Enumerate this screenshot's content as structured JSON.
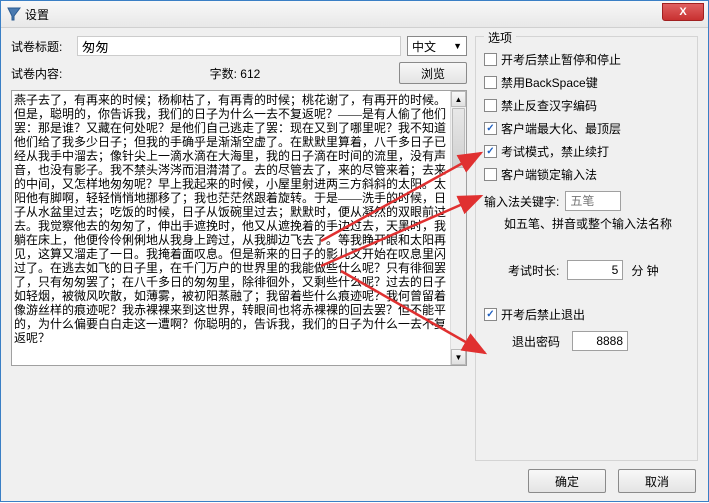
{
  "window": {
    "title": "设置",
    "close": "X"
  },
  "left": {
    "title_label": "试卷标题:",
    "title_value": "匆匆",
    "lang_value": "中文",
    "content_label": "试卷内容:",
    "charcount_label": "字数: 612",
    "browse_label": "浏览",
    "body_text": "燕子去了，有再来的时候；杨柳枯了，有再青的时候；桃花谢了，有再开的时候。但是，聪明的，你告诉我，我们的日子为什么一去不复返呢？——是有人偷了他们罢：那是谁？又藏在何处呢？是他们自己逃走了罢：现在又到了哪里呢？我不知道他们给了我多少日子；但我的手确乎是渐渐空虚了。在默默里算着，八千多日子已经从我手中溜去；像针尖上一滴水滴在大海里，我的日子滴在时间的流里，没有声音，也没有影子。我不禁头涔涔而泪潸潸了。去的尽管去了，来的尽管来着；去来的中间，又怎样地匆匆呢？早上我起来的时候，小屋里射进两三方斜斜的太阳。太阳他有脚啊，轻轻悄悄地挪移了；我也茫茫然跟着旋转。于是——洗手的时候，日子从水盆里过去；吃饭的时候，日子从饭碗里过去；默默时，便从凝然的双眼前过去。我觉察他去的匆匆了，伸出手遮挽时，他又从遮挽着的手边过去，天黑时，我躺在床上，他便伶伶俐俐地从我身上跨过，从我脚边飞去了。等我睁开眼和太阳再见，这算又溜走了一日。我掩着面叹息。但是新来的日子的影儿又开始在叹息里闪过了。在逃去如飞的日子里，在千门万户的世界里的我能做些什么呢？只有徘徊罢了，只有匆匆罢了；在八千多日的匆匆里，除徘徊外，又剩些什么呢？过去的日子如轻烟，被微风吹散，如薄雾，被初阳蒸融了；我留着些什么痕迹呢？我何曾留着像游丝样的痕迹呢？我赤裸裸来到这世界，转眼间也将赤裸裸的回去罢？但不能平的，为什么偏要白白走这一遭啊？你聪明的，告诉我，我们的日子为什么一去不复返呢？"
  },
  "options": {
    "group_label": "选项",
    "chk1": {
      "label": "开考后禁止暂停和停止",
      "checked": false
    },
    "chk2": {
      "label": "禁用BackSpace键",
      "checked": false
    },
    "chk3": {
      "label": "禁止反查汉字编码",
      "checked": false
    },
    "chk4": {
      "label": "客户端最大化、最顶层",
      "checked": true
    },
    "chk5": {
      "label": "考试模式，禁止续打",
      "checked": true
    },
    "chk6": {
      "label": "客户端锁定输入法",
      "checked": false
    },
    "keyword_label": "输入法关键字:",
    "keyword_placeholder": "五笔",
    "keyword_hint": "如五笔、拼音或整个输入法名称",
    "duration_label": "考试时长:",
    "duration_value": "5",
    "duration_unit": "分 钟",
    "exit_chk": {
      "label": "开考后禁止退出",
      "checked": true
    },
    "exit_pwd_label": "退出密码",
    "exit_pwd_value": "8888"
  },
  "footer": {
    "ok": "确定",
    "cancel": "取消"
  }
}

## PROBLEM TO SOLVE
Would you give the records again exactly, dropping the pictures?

## REPLY TO THE EXERCISE
Enumerate this screenshot's content as structured JSON.
{
  "window": {
    "title": "设置",
    "close": "X"
  },
  "left": {
    "title_label": "试卷标题:",
    "title_value": "匆匆",
    "lang_value": "中文",
    "content_label": "试卷内容:",
    "charcount_label": "字数: 612",
    "browse_label": "浏览",
    "body_text": "燕子去了，有再来的时候；杨柳枯了，有再青的时候；桃花谢了，有再开的时候。但是，聪明的，你告诉我，我们的日子为什么一去不复返呢？——是有人偷了他们罢：那是谁？又藏在何处呢？是他们自己逃走了罢：现在又到了哪里呢？我不知道他们给了我多少日子；但我的手确乎是渐渐空虚了。在默默里算着，八千多日子已经从我手中溜去；像针尖上一滴水滴在大海里，我的日子滴在时间的流里，没有声音，也没有影子。我不禁头涔涔而泪潸潸了。去的尽管去了，来的尽管来着；去来的中间，又怎样地匆匆呢？早上我起来的时候，小屋里射进两三方斜斜的太阳。太阳他有脚啊，轻轻悄悄地挪移了；我也茫茫然跟着旋转。于是——洗手的时候，日子从水盆里过去；吃饭的时候，日子从饭碗里过去；默默时，便从凝然的双眼前过去。我觉察他去的匆匆了，伸出手遮挽时，他又从遮挽着的手边过去，天黑时，我躺在床上，他便伶伶俐俐地从我身上跨过，从我脚边飞去了。等我睁开眼和太阳再见，这算又溜走了一日。我掩着面叹息。但是新来的日子的影儿又开始在叹息里闪过了。在逃去如飞的日子里，在千门万户的世界里的我能做些什么呢？只有徘徊罢了，只有匆匆罢了；在八千多日的匆匆里，除徘徊外，又剩些什么呢？过去的日子如轻烟，被微风吹散，如薄雾，被初阳蒸融了；我留着些什么痕迹呢？我何曾留着像游丝样的痕迹呢？我赤裸裸来到这世界，转眼间也将赤裸裸的回去罢？但不能平的，为什么偏要白白走这一遭啊？你聪明的，告诉我，我们的日子为什么一去不复返呢？"
  },
  "options": {
    "group_label": "选项",
    "chk1": {
      "label": "开考后禁止暂停和停止",
      "checked": false
    },
    "chk2": {
      "label": "禁用BackSpace键",
      "checked": false
    },
    "chk3": {
      "label": "禁止反查汉字编码",
      "checked": false
    },
    "chk4": {
      "label": "客户端最大化、最顶层",
      "checked": true
    },
    "chk5": {
      "label": "考试模式，禁止续打",
      "checked": true
    },
    "chk6": {
      "label": "客户端锁定输入法",
      "checked": false
    },
    "keyword_label": "输入法关键字:",
    "keyword_placeholder": "五笔",
    "keyword_hint": "如五笔、拼音或整个输入法名称",
    "duration_label": "考试时长:",
    "duration_value": "5",
    "duration_unit": "分 钟",
    "exit_chk": {
      "label": "开考后禁止退出",
      "checked": true
    },
    "exit_pwd_label": "退出密码",
    "exit_pwd_value": "8888"
  },
  "footer": {
    "ok": "确定",
    "cancel": "取消"
  }
}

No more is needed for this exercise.